## EXERCISE
Select, from the data, each line where "Diffusion" occurs.

Stored records
·····

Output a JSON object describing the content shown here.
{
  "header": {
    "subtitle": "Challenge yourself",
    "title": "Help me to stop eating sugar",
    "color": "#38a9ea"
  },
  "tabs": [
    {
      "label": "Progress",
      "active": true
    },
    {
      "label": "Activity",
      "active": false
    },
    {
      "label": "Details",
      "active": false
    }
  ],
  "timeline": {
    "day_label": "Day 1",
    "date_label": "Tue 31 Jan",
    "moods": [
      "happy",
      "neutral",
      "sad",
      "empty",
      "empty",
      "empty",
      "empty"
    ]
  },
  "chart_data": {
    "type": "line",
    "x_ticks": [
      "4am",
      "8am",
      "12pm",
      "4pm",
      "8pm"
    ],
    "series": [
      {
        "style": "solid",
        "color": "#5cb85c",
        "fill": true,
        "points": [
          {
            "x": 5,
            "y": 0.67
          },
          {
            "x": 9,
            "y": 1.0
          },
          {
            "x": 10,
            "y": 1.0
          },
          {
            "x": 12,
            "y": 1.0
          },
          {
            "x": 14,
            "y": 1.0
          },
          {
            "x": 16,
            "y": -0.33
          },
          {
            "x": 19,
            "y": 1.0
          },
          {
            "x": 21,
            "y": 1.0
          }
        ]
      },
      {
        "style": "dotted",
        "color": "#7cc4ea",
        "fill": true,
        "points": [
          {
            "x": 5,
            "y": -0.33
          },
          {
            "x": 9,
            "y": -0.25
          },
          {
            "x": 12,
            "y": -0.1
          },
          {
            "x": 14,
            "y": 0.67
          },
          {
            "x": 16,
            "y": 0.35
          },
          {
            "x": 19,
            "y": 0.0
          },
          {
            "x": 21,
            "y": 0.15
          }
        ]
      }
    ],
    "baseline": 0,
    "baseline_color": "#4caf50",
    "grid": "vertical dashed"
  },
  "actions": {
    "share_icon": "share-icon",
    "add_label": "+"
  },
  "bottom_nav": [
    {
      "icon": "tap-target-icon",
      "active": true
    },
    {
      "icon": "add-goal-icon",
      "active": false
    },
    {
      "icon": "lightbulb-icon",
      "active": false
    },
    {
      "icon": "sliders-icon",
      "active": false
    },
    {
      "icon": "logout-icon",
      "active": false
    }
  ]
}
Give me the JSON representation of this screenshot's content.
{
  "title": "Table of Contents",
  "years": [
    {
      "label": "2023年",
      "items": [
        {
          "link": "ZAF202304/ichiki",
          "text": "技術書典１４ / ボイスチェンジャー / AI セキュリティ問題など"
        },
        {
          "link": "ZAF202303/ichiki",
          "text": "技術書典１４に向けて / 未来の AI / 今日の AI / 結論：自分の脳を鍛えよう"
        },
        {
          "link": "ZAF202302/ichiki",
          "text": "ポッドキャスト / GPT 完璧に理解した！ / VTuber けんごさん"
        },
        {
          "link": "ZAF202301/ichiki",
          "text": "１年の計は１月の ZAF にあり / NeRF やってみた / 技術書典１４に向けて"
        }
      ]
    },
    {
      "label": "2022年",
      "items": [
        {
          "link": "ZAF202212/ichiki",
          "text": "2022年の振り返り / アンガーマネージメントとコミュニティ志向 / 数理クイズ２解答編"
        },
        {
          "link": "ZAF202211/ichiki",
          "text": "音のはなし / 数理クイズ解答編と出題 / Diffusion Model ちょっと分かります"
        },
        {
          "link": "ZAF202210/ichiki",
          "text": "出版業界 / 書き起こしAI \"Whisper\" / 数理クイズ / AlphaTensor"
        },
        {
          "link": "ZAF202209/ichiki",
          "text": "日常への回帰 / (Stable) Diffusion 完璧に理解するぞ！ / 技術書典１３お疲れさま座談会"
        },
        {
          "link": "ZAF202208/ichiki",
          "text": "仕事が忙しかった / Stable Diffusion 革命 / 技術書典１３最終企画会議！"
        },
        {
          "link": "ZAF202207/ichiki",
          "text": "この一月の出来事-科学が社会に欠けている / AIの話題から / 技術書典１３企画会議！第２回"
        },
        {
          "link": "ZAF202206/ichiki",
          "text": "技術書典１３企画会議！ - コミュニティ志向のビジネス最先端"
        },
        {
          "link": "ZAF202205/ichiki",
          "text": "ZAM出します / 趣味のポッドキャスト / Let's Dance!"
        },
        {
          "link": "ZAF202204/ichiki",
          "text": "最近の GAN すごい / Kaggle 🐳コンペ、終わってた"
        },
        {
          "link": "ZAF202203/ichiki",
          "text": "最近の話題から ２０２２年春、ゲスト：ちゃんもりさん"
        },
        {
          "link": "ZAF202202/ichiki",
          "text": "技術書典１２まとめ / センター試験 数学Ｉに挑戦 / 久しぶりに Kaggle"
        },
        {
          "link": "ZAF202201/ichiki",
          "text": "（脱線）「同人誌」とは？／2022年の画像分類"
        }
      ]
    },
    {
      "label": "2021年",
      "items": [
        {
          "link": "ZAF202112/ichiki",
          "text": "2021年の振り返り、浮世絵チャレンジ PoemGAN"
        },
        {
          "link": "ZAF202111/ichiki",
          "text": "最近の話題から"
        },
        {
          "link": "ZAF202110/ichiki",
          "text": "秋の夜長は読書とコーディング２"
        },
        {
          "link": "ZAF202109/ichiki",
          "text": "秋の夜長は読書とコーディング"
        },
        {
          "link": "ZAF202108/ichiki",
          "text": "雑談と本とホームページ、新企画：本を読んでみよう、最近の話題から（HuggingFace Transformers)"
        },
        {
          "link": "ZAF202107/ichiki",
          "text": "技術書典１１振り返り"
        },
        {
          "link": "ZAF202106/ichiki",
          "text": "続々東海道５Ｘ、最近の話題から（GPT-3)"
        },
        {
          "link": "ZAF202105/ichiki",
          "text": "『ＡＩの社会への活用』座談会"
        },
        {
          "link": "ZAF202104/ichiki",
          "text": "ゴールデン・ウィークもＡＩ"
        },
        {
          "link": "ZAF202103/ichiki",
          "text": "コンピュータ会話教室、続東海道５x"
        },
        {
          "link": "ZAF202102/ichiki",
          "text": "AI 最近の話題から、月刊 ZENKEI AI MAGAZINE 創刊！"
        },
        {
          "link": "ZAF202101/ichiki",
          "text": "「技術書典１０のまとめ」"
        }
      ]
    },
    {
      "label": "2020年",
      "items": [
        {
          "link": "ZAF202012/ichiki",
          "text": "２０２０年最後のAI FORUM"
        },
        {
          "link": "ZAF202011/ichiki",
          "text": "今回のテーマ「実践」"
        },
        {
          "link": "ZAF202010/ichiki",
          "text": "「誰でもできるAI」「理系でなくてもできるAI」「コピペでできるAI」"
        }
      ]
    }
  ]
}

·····

## RESULT
          "text": "音のはなし / 数理クイズ解答編と出題 / Diffusion Model ちょっと分かります"
          "text": "日常への回帰 / (Stable) Diffusion 完璧に理解するぞ！ / 技術書典１３お疲れさま座談会"
          "text": "仕事が忙しかった / Stable Diffusion 革命 / 技術書典１３最終企画会議！"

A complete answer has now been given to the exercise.